I used to be so deeply terrified of feeling jealous because I was always taught jealousy is a poison.
But I've learned that my elders, while right about most things, were totally wrong about this one. Jealousy is not poison. And it's beyond OK to feel not nice things. It's what you do with the jealousy that makes it turn venomous.
So, how do you handle it?
I mean, really, LOVE is HARD. Caring is creepy. How do you attain a semblance of self-control when you're feeling all of these really overwhelming feelings?
Self-awareness, babes. As soon as I start to feel those horns pop out of my head, and as soon as my vision goes red, I check myself. I check in with my inner therapist.
I imagine myself on a chic, leopard-print couch, having a therapeutic conversation with Dr. Zara.
"What's going on?" Dr. Zara will ask, her glasses resting on the tip of her nose, a chic notebook in her red-polished fingers.
"I'm mad because my girlfriend posted a picture with a hot girl!" I'll say, pouting in my distressed denim jeans and bomber jacket. My eyeliner is smudged around my rage-filled eyes.
"Who was the girl?" Dr. Zara will ask calmly.
"Her friend," I'll say, crossing my arms.
And Dr. Zara doesn't even need to say a word more. Just dissecting the situation in a rational way has made me realize what I'm feeling is jealousy, and it's irrational. That awareness alone strips the emotion of its power and instantly calms me down.
So, feel the feelings, and talk about the feelings with your friend, your real therapist, your mom or your imaginary therapist. But do not act them out.
Jealousy just means you care, babe, and that's a beautiful thing.

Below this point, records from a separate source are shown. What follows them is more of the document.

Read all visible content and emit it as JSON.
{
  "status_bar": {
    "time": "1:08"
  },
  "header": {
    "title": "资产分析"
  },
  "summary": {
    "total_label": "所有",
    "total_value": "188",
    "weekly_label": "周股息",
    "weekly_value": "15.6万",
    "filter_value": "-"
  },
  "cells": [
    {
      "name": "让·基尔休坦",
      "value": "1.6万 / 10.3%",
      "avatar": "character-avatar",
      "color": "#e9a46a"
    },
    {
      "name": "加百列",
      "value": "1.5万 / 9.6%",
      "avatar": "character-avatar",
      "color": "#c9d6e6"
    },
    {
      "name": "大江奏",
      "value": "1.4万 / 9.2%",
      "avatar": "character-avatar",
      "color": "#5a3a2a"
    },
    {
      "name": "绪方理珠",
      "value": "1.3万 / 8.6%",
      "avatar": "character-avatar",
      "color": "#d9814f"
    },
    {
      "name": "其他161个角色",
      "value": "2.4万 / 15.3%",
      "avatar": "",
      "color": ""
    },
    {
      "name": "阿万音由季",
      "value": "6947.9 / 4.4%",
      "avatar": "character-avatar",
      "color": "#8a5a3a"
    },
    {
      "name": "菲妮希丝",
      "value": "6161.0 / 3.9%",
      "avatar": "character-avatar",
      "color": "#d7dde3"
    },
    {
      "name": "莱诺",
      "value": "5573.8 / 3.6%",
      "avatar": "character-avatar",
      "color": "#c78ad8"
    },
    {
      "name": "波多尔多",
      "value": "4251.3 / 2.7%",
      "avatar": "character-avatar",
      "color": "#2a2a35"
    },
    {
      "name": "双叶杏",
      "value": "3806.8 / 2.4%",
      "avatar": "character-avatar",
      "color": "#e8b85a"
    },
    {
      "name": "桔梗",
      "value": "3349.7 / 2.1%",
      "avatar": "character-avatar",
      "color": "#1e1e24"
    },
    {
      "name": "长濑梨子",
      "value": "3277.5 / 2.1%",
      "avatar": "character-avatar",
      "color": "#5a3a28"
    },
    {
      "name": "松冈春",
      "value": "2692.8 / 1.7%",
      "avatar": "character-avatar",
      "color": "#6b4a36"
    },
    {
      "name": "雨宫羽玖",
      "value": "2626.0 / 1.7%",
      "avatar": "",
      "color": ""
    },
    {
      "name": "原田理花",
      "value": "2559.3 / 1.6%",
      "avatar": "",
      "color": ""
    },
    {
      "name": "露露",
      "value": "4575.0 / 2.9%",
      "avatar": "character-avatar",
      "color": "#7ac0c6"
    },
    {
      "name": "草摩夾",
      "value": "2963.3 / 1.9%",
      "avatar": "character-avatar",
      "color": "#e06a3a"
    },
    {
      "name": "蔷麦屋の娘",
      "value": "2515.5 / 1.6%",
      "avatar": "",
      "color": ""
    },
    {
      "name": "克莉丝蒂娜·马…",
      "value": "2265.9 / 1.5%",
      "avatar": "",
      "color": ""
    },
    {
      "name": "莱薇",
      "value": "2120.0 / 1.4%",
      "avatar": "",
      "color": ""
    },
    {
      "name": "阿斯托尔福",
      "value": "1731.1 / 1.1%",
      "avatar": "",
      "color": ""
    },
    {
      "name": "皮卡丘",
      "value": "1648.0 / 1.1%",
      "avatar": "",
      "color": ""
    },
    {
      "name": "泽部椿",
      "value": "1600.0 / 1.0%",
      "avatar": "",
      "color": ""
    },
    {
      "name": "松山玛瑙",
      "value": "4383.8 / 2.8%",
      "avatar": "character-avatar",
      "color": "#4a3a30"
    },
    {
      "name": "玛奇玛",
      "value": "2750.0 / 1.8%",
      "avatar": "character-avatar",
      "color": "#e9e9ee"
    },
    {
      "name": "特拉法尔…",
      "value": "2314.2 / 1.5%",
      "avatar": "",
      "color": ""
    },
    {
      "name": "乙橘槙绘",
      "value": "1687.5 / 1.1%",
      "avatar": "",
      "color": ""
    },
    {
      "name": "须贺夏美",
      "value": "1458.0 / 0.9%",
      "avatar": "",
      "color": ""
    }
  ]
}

Just don't let the magnitude of your love turn you into a reckless animal that destroys your relationship because you don't know how to control the feels.